= Beginning of Section =
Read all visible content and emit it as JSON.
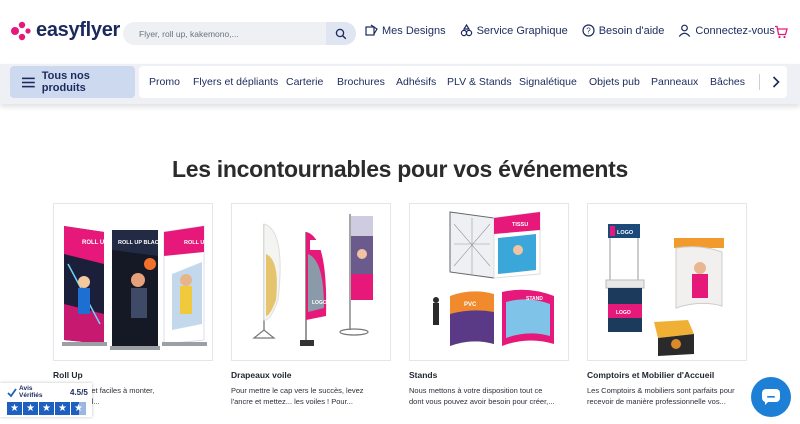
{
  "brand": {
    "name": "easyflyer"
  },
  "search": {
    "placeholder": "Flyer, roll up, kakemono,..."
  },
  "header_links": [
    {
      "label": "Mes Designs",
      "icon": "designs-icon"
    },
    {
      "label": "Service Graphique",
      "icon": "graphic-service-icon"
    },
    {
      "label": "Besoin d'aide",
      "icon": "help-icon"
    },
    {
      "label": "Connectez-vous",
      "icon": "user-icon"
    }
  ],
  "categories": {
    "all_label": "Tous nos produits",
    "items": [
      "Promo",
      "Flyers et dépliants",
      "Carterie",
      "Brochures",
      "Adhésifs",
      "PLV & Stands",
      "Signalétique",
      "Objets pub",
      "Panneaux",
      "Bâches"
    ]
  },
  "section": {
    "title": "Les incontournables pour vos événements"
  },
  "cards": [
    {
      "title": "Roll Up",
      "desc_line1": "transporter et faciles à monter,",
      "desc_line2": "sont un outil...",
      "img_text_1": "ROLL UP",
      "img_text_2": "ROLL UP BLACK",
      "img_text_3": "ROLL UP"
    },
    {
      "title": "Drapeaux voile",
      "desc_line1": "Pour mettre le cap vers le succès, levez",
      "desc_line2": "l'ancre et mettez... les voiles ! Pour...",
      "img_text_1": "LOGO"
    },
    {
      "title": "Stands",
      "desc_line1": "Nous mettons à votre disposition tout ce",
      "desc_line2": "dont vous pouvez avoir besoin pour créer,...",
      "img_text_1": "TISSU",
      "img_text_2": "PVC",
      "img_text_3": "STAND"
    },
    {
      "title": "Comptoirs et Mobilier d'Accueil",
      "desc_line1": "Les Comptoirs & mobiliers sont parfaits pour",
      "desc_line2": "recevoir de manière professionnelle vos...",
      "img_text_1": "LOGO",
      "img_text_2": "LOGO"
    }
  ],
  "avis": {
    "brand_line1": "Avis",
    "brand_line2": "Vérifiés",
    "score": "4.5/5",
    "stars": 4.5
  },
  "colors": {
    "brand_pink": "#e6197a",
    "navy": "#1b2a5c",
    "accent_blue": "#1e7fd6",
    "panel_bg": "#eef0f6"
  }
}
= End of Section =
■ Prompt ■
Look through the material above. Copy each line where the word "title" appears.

■ Response box ■
    "title": "Les incontournables pour vos événements"
      "title": "Roll Up",
      "title": "Drapeaux voile",
      "title": "Stands",
      "title": "Comptoirs et Mobilier d'Accueil",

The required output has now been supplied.